Requirement: Search the listing below for the word "JSON" and copy each line where it appears.

Provided entries:

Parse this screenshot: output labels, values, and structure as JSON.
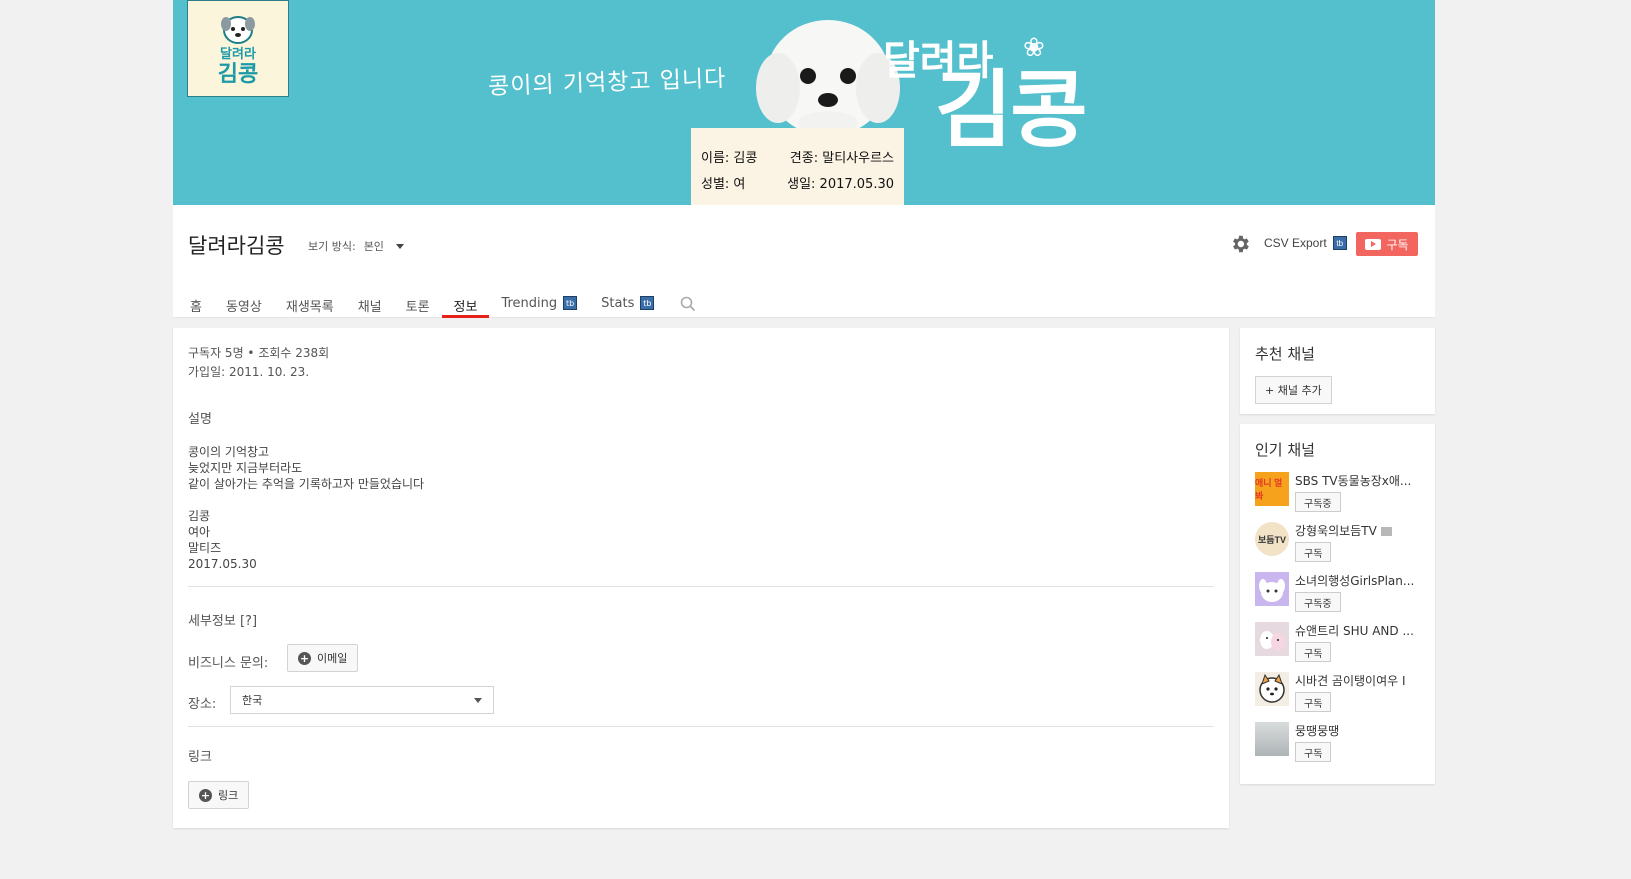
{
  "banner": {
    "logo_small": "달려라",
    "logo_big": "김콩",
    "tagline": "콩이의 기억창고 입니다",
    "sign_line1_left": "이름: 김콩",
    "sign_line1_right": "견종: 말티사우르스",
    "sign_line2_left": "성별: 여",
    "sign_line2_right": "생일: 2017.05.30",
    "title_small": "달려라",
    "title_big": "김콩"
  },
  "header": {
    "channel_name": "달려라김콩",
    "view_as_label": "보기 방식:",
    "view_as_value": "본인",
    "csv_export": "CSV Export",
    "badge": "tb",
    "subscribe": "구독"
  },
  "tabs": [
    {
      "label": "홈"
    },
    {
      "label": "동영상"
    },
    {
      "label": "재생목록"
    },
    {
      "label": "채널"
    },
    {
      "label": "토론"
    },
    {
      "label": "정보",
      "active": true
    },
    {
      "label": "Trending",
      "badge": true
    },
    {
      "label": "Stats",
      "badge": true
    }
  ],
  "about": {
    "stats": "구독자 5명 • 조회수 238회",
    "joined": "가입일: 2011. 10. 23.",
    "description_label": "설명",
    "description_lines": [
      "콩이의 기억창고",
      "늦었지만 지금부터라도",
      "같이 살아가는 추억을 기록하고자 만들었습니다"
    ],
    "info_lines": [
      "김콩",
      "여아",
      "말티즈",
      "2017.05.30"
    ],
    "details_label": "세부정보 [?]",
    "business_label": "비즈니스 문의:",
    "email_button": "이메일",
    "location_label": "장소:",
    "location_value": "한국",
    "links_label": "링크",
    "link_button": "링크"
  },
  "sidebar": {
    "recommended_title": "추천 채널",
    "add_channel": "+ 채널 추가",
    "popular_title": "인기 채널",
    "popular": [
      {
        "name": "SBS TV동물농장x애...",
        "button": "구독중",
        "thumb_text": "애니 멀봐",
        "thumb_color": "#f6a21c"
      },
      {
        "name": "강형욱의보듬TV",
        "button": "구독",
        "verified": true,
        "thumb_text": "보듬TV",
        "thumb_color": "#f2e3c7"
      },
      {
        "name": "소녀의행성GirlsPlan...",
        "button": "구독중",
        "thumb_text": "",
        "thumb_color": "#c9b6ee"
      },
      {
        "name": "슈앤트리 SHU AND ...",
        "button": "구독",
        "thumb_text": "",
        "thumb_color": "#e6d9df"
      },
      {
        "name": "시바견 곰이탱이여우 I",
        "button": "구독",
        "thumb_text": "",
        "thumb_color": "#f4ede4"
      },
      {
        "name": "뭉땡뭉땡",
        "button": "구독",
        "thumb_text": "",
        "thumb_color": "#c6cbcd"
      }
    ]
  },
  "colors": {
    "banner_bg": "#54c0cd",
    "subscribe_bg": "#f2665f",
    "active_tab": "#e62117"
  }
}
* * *
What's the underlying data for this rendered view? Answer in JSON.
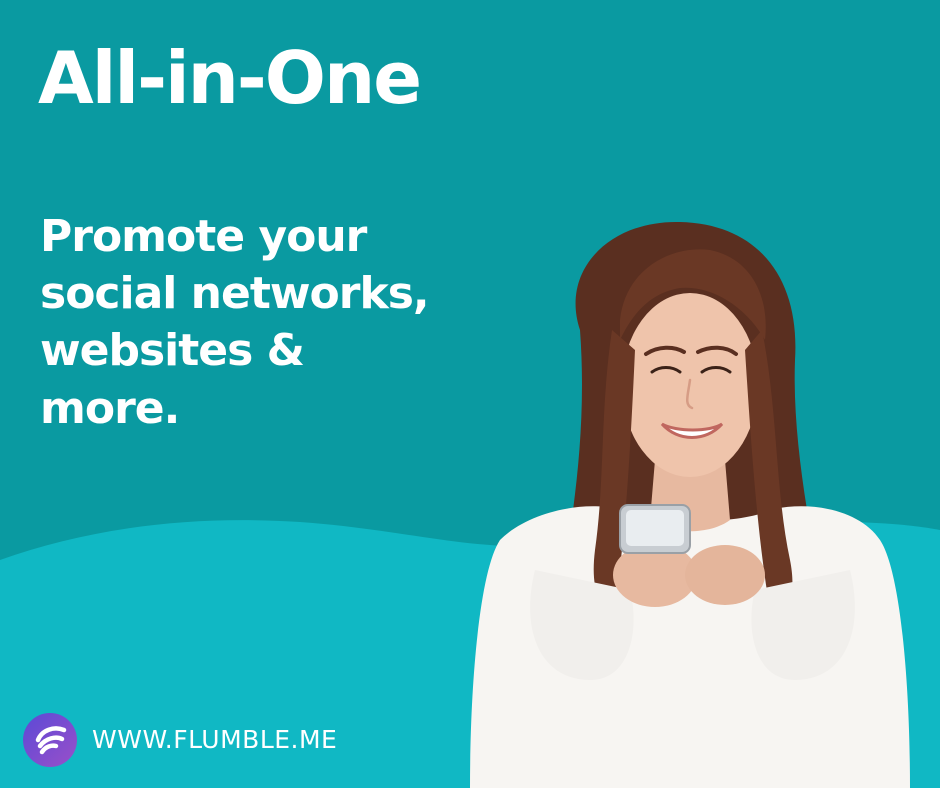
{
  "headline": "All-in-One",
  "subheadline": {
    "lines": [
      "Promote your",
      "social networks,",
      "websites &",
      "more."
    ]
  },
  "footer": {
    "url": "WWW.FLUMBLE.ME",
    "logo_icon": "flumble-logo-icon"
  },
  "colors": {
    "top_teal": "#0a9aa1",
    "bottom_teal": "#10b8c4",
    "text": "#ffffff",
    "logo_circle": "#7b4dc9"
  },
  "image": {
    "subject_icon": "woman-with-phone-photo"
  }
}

Answer box:
Parse this screenshot: output labels, values, and structure as JSON.
What's the underlying data for this rendered view? Answer in JSON.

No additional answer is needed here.